As part of the efforts to reduce the national debt, the Italian prime minister is fast tracking the sale of state properties. Hilltop castles, Venetian palazzos and historic army barracks are about to be auctioned. Some of the plumb locations already up for offer include an abandoned mining village located in the Mediterranean island of Elba and a Napoleonic fortress in Liguria.
There is no denying the fact that London is still among the best of all havens. So far, fears of major rubble have proved not to be true. Even conservative estimates are of the opinion that prices in the city will over the next few years continue to appreciate. Some of the obvious factors for this include planning laws mean it is difficult and expensive to add to London's housing stock. In addition, the infrastructure, jobs and culture keep the prices high. In Britain, house prices have fallen by about 8 percent over the last five years. Despite London remaining expensive, real bargains can also be found in northern cities such as Manchester, as prices there are about half those in the capital.
Costas in Spain

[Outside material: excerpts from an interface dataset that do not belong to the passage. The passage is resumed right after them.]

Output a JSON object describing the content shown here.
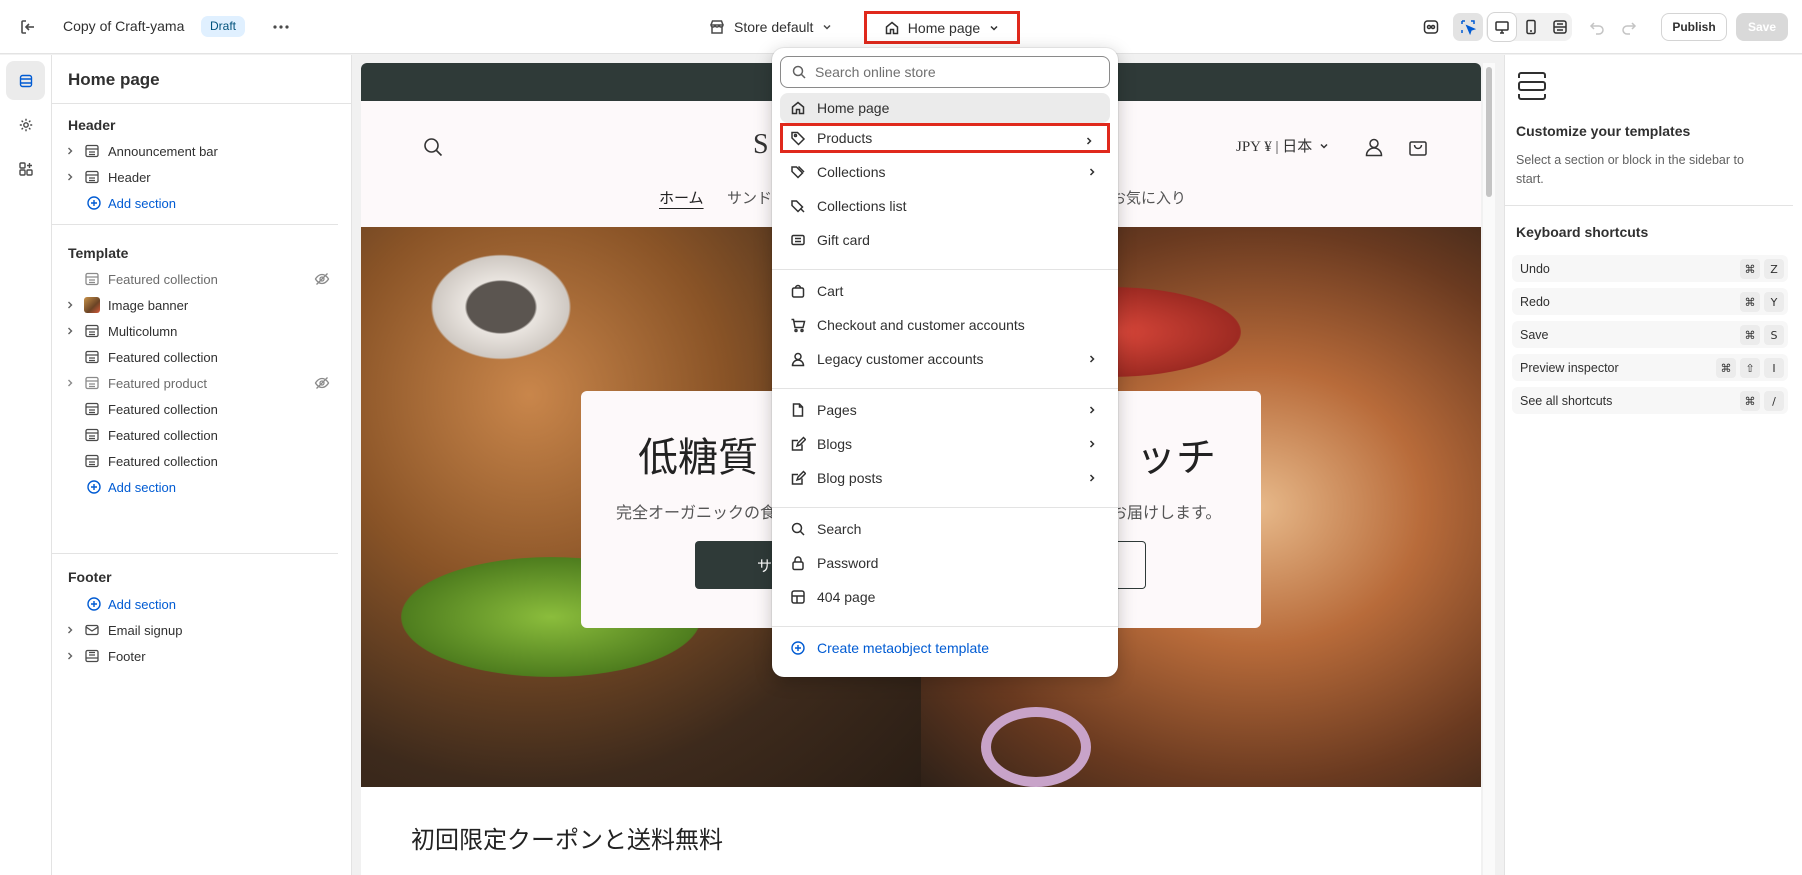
{
  "topbar": {
    "theme_title": "Copy of Craft-yama",
    "badge": "Draft",
    "store_selector": "Store default",
    "page_selector": "Home page",
    "publish": "Publish",
    "save": "Save"
  },
  "sidebar": {
    "title": "Home page",
    "header_group": "Header",
    "header_items": [
      "Announcement bar",
      "Header"
    ],
    "add_section": "Add section",
    "template_group": "Template",
    "template_items": [
      "Featured collection",
      "Image banner",
      "Multicolumn",
      "Featured collection",
      "Featured product",
      "Featured collection",
      "Featured collection",
      "Featured collection"
    ],
    "footer_group": "Footer",
    "footer_items": [
      "Email signup",
      "Footer"
    ]
  },
  "preview": {
    "logo": "S",
    "currency": "JPY ¥ | 日本",
    "nav": [
      "ホーム",
      "サンド",
      "お気に入り"
    ],
    "hero_title_left": "低糖質",
    "hero_title_right": "ッチ",
    "hero_sub_left": "完全オーガニックの食",
    "hero_sub_right": "お届けします。",
    "hero_button": "サ",
    "coupon_heading": "初回限定クーポンと送料無料"
  },
  "dropdown": {
    "search_placeholder": "Search online store",
    "items": [
      "Home page",
      "Products",
      "Collections",
      "Collections list",
      "Gift card",
      "Cart",
      "Checkout and customer accounts",
      "Legacy customer accounts",
      "Pages",
      "Blogs",
      "Blog posts",
      "Search",
      "Password",
      "404 page",
      "Create metaobject template"
    ]
  },
  "right_panel": {
    "heading": "Customize your templates",
    "description": "Select a section or block in the sidebar to start.",
    "shortcuts_heading": "Keyboard shortcuts",
    "shortcuts": [
      {
        "label": "Undo",
        "keys": [
          "⌘",
          "Z"
        ]
      },
      {
        "label": "Redo",
        "keys": [
          "⌘",
          "Y"
        ]
      },
      {
        "label": "Save",
        "keys": [
          "⌘",
          "S"
        ]
      },
      {
        "label": "Preview inspector",
        "keys": [
          "⌘",
          "⇧",
          "I"
        ]
      },
      {
        "label": "See all shortcuts",
        "keys": [
          "⌘",
          "/"
        ]
      }
    ]
  },
  "colors": {
    "accent_highlight": "#e0291c",
    "link": "#005bd3",
    "announcement_bar": "#2f3a38"
  }
}
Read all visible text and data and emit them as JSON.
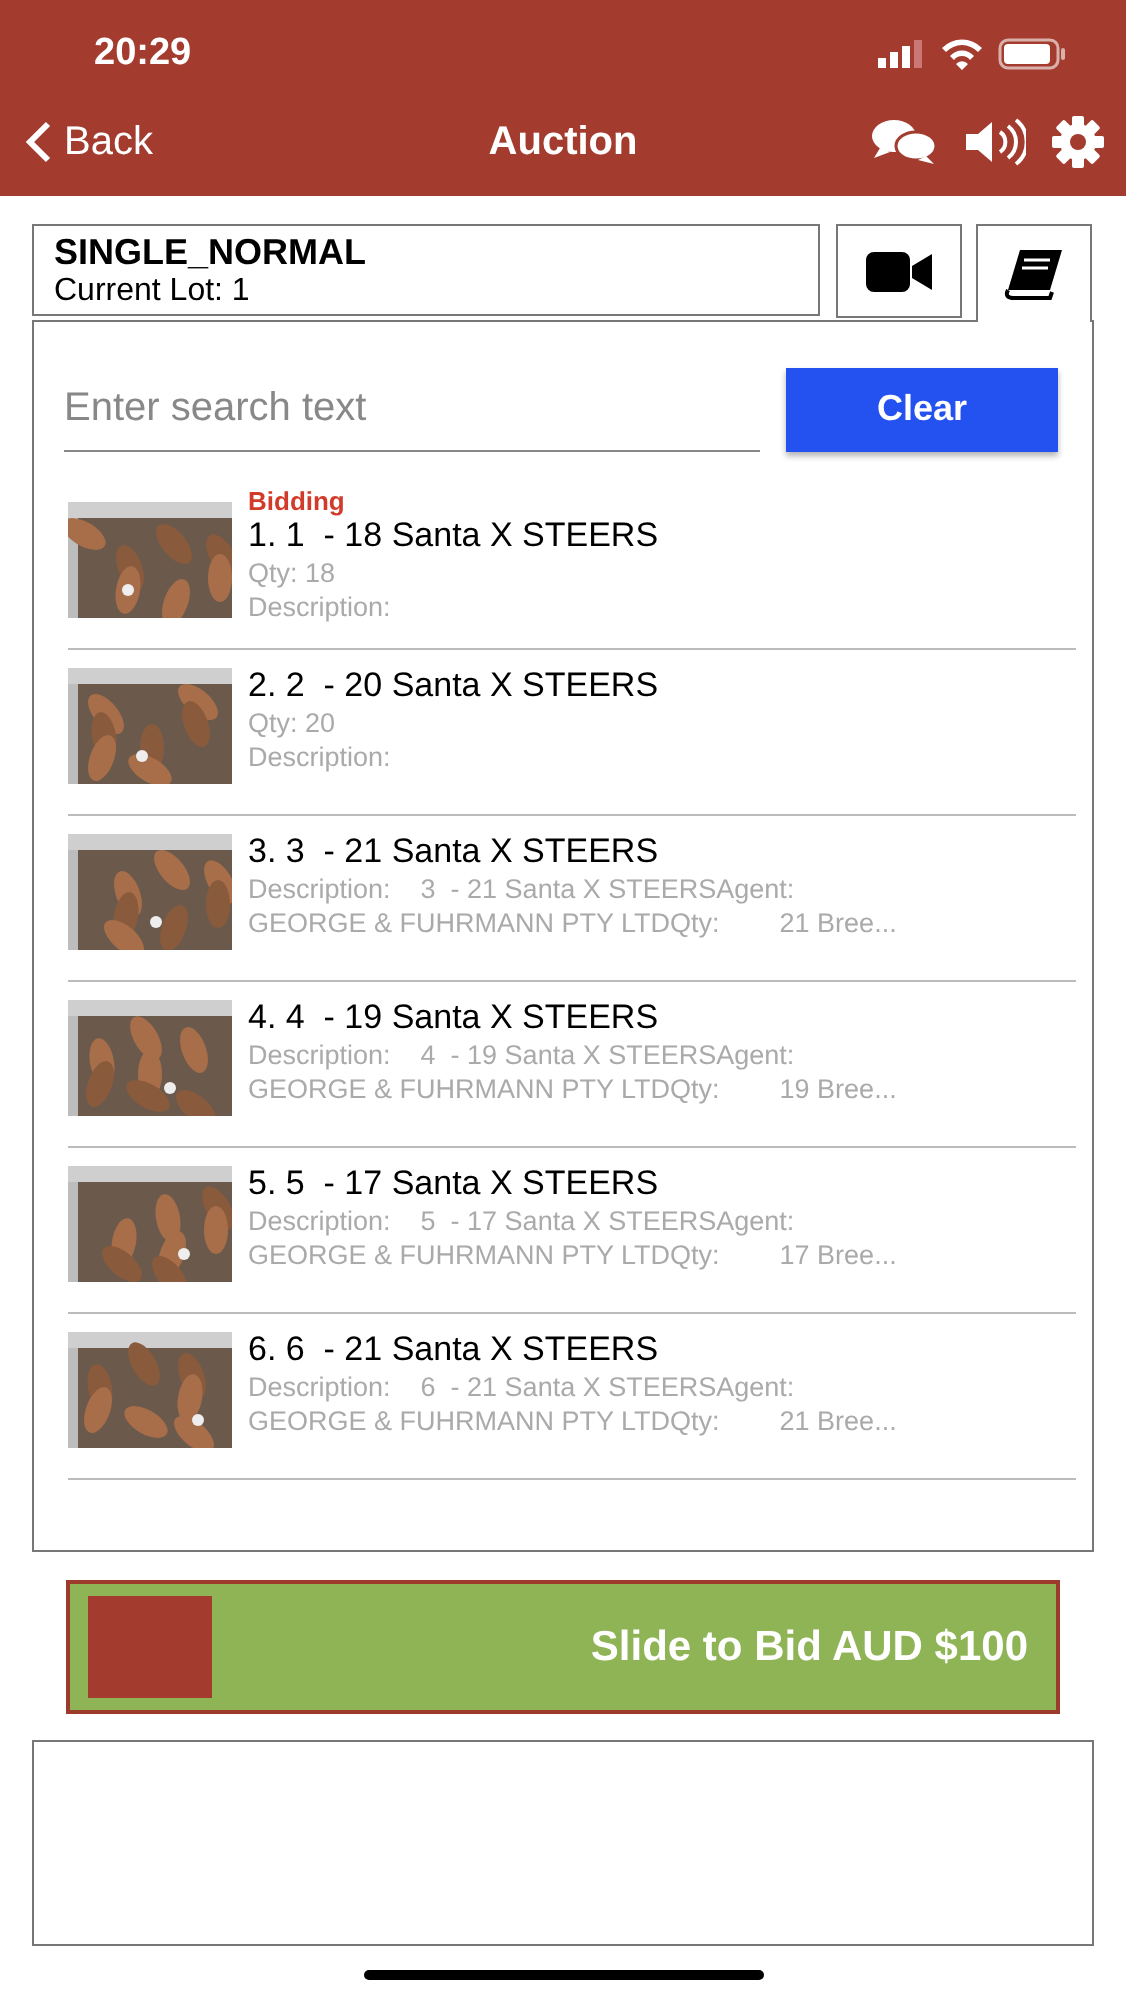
{
  "status_bar": {
    "time": "20:29"
  },
  "nav": {
    "back": "Back",
    "title": "Auction"
  },
  "header": {
    "sale_type": "SINGLE_NORMAL",
    "current_lot": "Current Lot: 1"
  },
  "tabs": [
    {
      "kind": "video",
      "selected": false
    },
    {
      "kind": "catalogue",
      "selected": true
    }
  ],
  "search": {
    "placeholder": "Enter search text",
    "clear": "Clear"
  },
  "lots": [
    {
      "status": "Bidding",
      "title": "1. 1  - 18 Santa X STEERS",
      "lines": [
        "Qty: 18",
        "Description:"
      ]
    },
    {
      "title": "2. 2  - 20 Santa X STEERS",
      "lines": [
        "Qty: 20",
        "Description:"
      ]
    },
    {
      "title": "3. 3  - 21 Santa X STEERS",
      "lines": [
        "Description:    3  - 21 Santa X STEERSAgent:",
        "GEORGE & FUHRMANN PTY LTDQty:        21 Bree..."
      ]
    },
    {
      "title": "4. 4  - 19 Santa X STEERS",
      "lines": [
        "Description:    4  - 19 Santa X STEERSAgent:",
        "GEORGE & FUHRMANN PTY LTDQty:        19 Bree..."
      ]
    },
    {
      "title": "5. 5  - 17 Santa X STEERS",
      "lines": [
        "Description:    5  - 17 Santa X STEERSAgent:",
        "GEORGE & FUHRMANN PTY LTDQty:        17 Bree..."
      ]
    },
    {
      "title": "6. 6  - 21 Santa X STEERS",
      "lines": [
        "Description:    6  - 21 Santa X STEERSAgent:",
        "GEORGE & FUHRMANN PTY LTDQty:        21 Bree..."
      ]
    }
  ],
  "bid_slider": {
    "label": "Slide to Bid AUD $100",
    "level": 0
  }
}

The bursting of property mega-bubble in Spain has left the nation with more than a million newly constructed residences sitting unsold and empty on top of over 160,000 repossessed homes. Banks seem to be desperate to sell them. According to estimates from the Fitch ratings agency, prices are likely to continue falling until 2014 when they hit a 40 percent mark reached in 2009. Reductions of that magnitude already apply in ghost towns constructed during the boom but are now empty. The government is assisting in attracting buyers by offering tax breaks to new homebuyers.

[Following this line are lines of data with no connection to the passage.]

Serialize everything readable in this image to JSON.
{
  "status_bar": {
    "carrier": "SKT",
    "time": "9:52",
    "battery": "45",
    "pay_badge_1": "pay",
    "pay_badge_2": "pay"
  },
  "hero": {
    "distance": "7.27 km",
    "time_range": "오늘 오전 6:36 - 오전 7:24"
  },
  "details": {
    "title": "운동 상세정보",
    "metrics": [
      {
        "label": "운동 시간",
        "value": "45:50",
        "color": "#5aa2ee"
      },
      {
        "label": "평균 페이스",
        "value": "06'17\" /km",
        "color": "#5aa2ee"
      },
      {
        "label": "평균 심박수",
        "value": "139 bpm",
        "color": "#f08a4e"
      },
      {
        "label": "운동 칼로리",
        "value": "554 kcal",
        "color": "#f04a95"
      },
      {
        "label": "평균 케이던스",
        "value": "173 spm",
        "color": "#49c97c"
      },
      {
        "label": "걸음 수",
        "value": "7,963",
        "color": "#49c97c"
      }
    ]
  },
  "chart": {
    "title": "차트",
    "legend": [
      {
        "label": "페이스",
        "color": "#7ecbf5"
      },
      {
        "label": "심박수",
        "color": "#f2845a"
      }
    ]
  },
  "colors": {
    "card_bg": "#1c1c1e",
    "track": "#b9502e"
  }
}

Bargains in the Baltic States
It seems few places were affected by the 2008 crisis more than the Baltic States. Lithuania, Estonia and Latvia each suffered a double-digit shrinkage of the economy towards the end of the last decade. Property markets that had been inflated in the mid-2000s dramatically exploded, reducing prices to about 30 percent. In 2011, Estonia experienced the fastest growth in real estate prices in Europe. Quality houses found in the seaside resort of Jurmala and the historic centre of Riga, the capital of Latvia are also appreciating.
Portugal did not experience the decline that brought down Ireland, Spain and Greece. The crisis in this country results form a decade-long stagnation. Home prices have steadily declined over the past seven years, in the process attracting foreign buyers with a knack for bargains.